Here is Pollan’s advice on how to choose what to eat. He says “Avoid food products containing ingredients that are A) unfamiliar, B) unpronounceable,  C) more than five in number or that include D) high-fructose corn syrup. None of these characteristics, not even the last one is necessarily harmful, but all of them are markers for foods that have been highly processed to the point where they may no longer be what they purport to be.” (In Defense of Food, pp 150-151).

Going a little deeper, we need plates that are filled, in descending order, with:

* Vegetables (mostly raw or lightly steamed) and fruits.

* Protein in the form of nuts and seeds whether whole, ground or in oil form, and/or meat/seafood that is not from a factory farm (free range, organic, grass-fed are good words to associate with your meat).

*Whole grains and dairy.

** In small, infrequent portions, treats of choice. Mine is dark, dark chocolate. YUM!

Here are some tips to get you started:

Sit down on a weekend day and plan out a week’s worth of meals – breakfast, lunch and dinner. I do this taking into account the schedule for a given week – kid activities, my work schedule, my husband’s travel, date nights etc.

Make a grocery list based on those meals and any snacks you will need.

Don’t go shopping when you are hungry.

Read labels on food products to see if they fulfill the list of suggestions above.

Commit to trying new foods that you might previously have not liked.

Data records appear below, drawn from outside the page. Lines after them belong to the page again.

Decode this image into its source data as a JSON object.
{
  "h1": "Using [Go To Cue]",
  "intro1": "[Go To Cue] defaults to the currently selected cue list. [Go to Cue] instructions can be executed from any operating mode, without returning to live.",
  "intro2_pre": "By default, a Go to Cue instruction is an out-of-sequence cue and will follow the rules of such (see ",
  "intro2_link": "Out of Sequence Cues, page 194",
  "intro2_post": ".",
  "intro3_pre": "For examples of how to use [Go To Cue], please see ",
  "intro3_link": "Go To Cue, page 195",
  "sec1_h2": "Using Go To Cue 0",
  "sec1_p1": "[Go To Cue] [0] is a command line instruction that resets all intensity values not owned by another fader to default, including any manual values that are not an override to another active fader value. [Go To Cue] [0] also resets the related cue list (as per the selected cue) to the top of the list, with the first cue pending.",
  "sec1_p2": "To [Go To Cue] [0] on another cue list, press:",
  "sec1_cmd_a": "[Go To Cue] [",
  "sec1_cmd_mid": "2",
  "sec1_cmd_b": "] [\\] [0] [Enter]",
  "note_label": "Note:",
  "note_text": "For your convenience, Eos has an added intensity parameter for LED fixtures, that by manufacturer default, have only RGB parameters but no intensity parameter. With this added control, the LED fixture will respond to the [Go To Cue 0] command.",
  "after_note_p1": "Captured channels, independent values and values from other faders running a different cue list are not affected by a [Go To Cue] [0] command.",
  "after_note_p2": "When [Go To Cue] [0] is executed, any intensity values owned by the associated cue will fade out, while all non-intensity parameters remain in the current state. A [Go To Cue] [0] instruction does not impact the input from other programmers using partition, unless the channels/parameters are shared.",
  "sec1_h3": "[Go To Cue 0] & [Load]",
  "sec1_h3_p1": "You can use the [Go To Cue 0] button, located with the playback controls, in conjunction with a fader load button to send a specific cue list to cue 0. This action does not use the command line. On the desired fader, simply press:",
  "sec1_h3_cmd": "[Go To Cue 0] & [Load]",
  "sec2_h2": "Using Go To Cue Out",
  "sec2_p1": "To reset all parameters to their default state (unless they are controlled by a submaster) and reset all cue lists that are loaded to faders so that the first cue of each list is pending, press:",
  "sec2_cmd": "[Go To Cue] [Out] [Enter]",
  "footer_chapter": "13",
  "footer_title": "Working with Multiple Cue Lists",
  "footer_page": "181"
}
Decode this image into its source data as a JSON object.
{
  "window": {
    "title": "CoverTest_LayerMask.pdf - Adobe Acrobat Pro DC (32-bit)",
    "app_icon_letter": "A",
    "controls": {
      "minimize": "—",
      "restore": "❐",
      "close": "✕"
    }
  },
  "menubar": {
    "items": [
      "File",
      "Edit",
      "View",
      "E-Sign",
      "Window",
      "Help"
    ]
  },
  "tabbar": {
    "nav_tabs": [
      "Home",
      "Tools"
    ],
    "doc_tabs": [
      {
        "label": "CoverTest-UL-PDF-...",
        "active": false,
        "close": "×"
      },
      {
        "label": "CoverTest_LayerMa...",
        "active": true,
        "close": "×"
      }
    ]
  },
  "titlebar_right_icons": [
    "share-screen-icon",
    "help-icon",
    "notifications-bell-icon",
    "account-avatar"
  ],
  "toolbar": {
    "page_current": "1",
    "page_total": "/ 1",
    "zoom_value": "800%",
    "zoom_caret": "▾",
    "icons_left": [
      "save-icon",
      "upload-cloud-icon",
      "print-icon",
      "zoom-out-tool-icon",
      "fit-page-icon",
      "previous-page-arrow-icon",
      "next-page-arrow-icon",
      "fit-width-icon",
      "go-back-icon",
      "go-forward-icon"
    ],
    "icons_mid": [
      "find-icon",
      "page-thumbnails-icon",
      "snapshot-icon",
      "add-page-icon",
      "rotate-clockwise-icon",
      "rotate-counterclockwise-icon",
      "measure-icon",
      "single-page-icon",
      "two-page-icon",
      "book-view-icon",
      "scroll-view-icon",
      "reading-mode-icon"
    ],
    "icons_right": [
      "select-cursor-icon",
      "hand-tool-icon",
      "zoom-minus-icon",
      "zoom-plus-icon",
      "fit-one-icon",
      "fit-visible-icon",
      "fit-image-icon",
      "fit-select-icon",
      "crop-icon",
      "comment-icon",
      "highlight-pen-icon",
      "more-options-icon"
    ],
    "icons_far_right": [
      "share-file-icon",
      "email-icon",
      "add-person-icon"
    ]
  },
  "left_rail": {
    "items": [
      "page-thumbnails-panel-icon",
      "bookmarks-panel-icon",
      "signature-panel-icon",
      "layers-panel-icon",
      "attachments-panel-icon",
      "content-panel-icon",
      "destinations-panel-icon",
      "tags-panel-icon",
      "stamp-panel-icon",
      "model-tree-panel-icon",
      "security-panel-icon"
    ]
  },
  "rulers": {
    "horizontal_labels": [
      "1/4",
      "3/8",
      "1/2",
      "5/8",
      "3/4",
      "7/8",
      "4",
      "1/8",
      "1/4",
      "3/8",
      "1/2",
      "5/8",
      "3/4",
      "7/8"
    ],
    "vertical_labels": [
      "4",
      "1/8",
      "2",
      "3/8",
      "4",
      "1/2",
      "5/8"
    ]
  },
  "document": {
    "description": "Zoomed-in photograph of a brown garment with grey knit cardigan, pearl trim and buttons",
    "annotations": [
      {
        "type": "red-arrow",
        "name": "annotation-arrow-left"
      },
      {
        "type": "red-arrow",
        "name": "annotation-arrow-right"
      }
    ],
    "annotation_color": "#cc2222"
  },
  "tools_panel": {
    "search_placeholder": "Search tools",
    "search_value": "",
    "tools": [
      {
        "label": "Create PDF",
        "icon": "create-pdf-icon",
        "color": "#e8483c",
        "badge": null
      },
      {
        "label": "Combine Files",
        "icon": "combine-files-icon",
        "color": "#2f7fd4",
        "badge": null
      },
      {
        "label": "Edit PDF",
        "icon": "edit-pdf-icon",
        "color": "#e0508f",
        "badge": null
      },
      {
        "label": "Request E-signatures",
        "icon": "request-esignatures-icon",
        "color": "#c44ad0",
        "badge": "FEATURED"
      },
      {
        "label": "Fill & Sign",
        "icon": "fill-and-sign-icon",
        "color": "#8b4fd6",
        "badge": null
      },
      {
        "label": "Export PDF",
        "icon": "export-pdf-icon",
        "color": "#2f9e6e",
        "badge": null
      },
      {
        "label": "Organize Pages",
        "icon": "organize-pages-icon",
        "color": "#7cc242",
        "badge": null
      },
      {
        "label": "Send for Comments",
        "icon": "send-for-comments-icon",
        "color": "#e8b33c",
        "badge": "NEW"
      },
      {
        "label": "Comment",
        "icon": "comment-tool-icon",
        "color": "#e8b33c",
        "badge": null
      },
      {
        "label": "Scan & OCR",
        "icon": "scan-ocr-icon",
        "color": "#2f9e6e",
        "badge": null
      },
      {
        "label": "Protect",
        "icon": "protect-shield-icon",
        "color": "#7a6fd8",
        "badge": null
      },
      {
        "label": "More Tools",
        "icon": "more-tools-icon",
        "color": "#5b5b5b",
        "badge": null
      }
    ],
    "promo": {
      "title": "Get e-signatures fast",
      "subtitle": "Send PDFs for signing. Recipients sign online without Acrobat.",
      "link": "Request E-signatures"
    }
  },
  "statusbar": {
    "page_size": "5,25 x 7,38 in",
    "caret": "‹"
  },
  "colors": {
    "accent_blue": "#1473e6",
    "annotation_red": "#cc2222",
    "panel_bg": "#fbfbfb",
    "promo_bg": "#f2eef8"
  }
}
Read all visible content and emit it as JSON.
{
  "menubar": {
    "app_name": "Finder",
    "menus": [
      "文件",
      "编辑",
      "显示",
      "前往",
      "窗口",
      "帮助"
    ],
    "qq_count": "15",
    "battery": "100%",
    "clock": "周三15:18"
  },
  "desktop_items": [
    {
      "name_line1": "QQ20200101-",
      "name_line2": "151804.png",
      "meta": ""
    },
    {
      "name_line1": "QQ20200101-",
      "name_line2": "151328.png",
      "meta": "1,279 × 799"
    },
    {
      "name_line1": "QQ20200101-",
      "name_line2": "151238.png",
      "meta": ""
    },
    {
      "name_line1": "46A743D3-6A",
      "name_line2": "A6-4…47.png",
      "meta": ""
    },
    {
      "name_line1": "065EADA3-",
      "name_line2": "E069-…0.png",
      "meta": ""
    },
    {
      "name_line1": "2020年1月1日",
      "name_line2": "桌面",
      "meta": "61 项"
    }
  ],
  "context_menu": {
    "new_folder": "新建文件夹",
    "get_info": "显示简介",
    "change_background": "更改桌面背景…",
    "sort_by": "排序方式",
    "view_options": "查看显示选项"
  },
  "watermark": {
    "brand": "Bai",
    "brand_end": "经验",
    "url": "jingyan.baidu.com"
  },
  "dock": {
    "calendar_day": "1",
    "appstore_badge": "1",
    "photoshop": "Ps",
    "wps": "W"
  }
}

You can change your taste buds that have been deadened by years of processed food intake.

Portion size still matters. Just because you are eating well doesn’t mean you have permission to eat all the things!

This isn’t about being perfect and never, ever eating something that is processed. It is about making the best choice you can in a given situation. I don’t think I’ll ever give up cookies, but I can give up pre-packaged cookies or the pre-made dough and just make my own from scratch at home, thus eliminating the ingredients that I can’t pronounce!


Let me know if there are things you do that have helped you move towards eating more actual food.

In the next post we’ll look more closely at how food can be viewed as medicine.


* I’m not a doctor, and none of this is medical advice, it is just common sense. If you’ve worked an eating plan out with a doctor or nutritionist that is working for you, stick with it!